A central theme of the Easter message this week at church was "change." The change of destiny afforded to believers by Jesus Christ. The promise of a home in a future Kingdom where there will be no more death or mourning or crying or pain (Rev. 21:4). Pastor Ross spoke tonight about the Kingdom end zone. How believers will be resurrected with new, perfect bodies in a perfect earth to come.
I found myself wondering about the atmosphere and physicality of this distant Kingdom. Will I live in a house and joyfully continue my life's work? Will C.S. Lewis live down the block (in a much bigger house) and have dinner parties with little break-out sessions on creative writing? Will every day be a perfect hair day? Will my craving for Tostito's and that artery-sludging (but five-star yummy) cheese sauce finally end? Or will cheese sauce be like broccoli in the new world? It occurred to me there's much mystery around aspects of the future with God. I don't know if we'll be working in heaven. I don't know if I'll be living in a cheery little hut down the road from C.S. Lewis. I don't know if we'll have good hair, bad hair (that looks good to us, anyway) or no hair. I don't know what we will eat or if we will eat.
So, while I was thinking scholarly thoughts about hairstyles in paradise and a big platter of warm nachos, Todd was drawing his own contemporary parallels to change. His focus was on the political landscape where he was reminded of Obama's platform of change. That got me thinking about all the vapor around not only Obama's message, but everyone else's campaign rhetoric, as well. Is it just me, or do the political moorings this season have all the substance of a half-shaved wheel of Swiss cheese?

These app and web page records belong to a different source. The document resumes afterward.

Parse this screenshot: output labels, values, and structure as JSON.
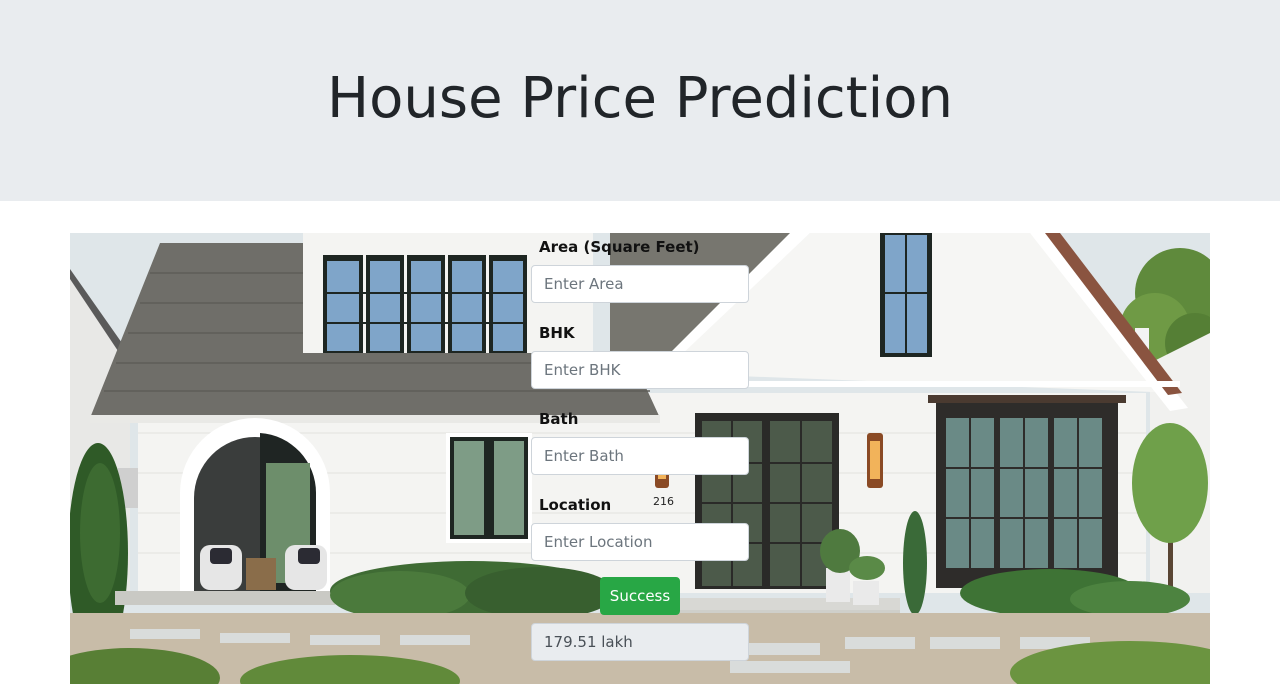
{
  "header": {
    "title": "House Price Prediction"
  },
  "hero": {
    "house_number": "216"
  },
  "form": {
    "area": {
      "label": "Area (Square Feet)",
      "placeholder": "Enter Area"
    },
    "bhk": {
      "label": "BHK",
      "placeholder": "Enter BHK"
    },
    "bath": {
      "label": "Bath",
      "placeholder": "Enter Bath"
    },
    "location": {
      "label": "Location",
      "placeholder": "Enter Location"
    },
    "submit_label": "Success",
    "result": "179.51 lakh"
  },
  "colors": {
    "header_bg": "#e9ecef",
    "button_bg": "#28a745",
    "text": "#212529"
  }
}
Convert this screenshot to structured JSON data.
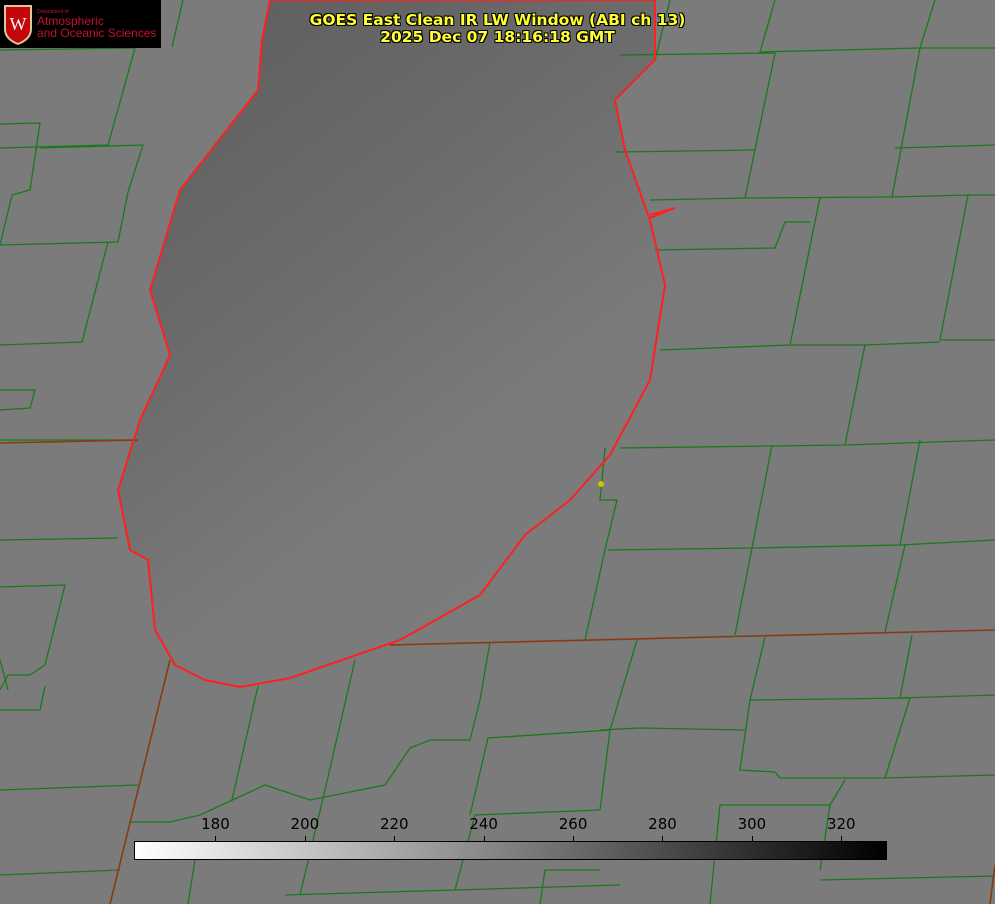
{
  "logo": {
    "dept": "Department of",
    "line1": "Atmospheric",
    "line2": "and Oceanic Sciences"
  },
  "title": {
    "line1": "GOES East Clean IR LW Window (ABI ch 13)",
    "line2": "2025 Dec 07 18:16:18 GMT"
  },
  "colorbar": {
    "min": 162,
    "max": 330,
    "ticks": [
      "180",
      "200",
      "220",
      "240",
      "260",
      "280",
      "300",
      "320"
    ],
    "gradient": [
      "#ffffff",
      "#000000"
    ]
  },
  "colors": {
    "county_lines": "#1a7a1a",
    "shoreline": "#ff2020",
    "background": "#7b7b7b",
    "marker": "#d4c000"
  }
}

Thank God for the gospel of Jesus Christ and change that's real and everlasting. There's no thin, misty vapor around the crux of the gospel message: Jesus Christ died for our sins and rose again. It's a simple truth. A plain truth. Truth unplugged. And when I put my trust in this truth, I am irrevocably changed. I am dead to sin but alive to God in Jesus Christ. (Romans 6:11). Will you see the change in me? I hope so. But not always. Some days, sadly, I may not look very "Christian" at all. Yet, as a believer and a follower of Jesus Christ, I remain most assuredly and fundamentally changed. I have a different purpose. A different future. A different status as a child of God. Not the teetering, misty promise of a Republican or a Democrat or an Independent or any other man or woman whose sphere of control only extends so far and is ultimately influenced by so many earthly tugs and pulls, and subject in the end to an end. In Christ, we have the promise of a secure eternal destiny. Guaranteed by the only one who has never, ever been misguided, mistaken or misled.
Though it's discomforting in many ways, I appreciate the dialogue that's come out of the spotlight on Obama's pastor, and I was thrilled to read the prescription for healing our racial divisions right there in Scripture: Do not lie to each other, since you have taken off your old self with its practices and have put on the new self, which is being renewed in knowledge in the image of its Creator. Here there is no Greek or Jew, circumcised or uncircumcised, barbarian Scythian, slave or free, but Christ is all, and is in all. (Colossians 3: 9-11)
The equal opportunity community of Jesus Christ. The answer to the problem that Obama has been compelled to address. God tells us through whom unity is possible. And He tells us how it may be achieved. See Colossions 3: 12-17. Problem solved. (If only we could bind and gag our human nature long enough to attempt what God has told us to do... that's, well, the hard part.)
Are you looking for change this Easter? Real change? Do you want the assurance of life everlasting? The promise of a future with God? Scripture affirms one candidate truly worthy of your utmost trust:
For God so loved the world that he gave his one and only Son, that whoever believes in him shall not perish but have eternal life (John 3:16).
On my iPod... Keep the Faith by Bon Jovi